Aquatic & Fishery Sciences http://www.fish.washington.edu/news/fishline/fishline.html
Biology http://www.biology.washington.edu/index.html?sdiv=news&navID=34
Earth and Space Sciences http://www.geology.washington.edu/Program/Seminars/
Joint Institute for the Study of the Atmosphere and Ocean (JISAO) http://www.jisao.washington.edu/seminars_list.html
Northwest Fisheries Science Center (NFSC) http://www.nwfsc.noaa.gov/events/monster.cfm
NOAA Pacific Marine Environmental Laboratory (PMEL) http://www.pmel.noaa.gov/home/seminars/index.html
NOAA Fisheries Oceanography Coordinated Investigations (PMEL/FOCI) http://www.pmel.noaa.gov/foci/FOCI_seminars.html
Program on the Environment (POE) http://depts.washington.edu/poeweb/news/poe_events.cgi

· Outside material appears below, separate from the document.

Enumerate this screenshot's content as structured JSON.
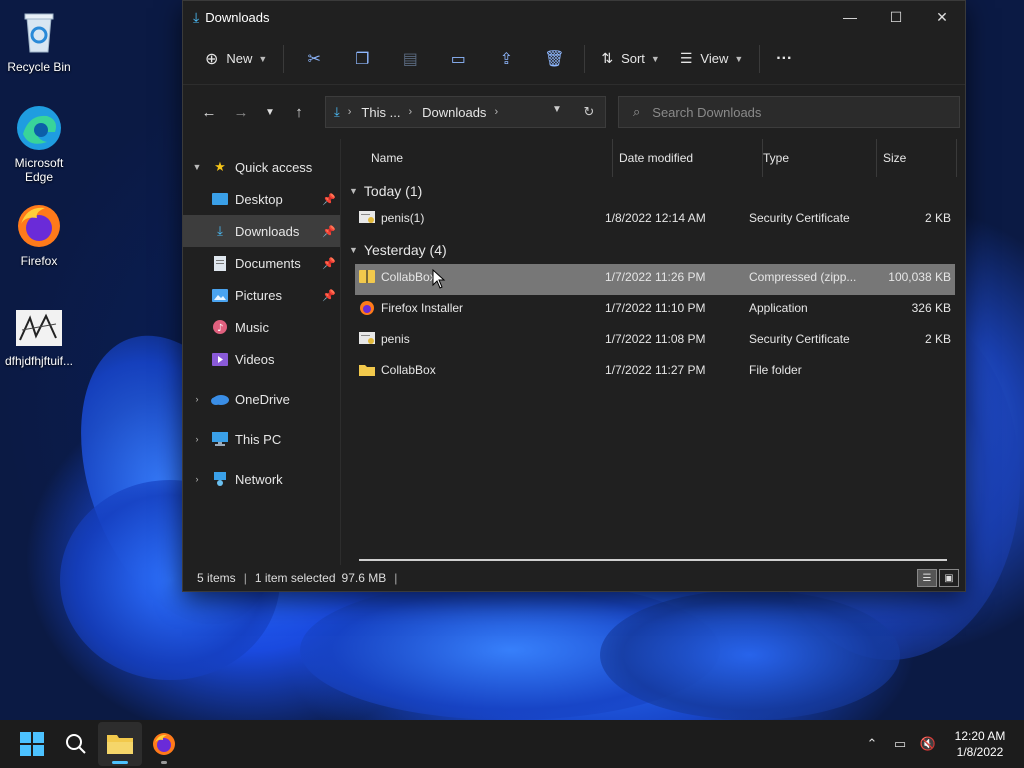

Quaternary Research Center (QRC) http://depts.washington.edu/qrc/events.htm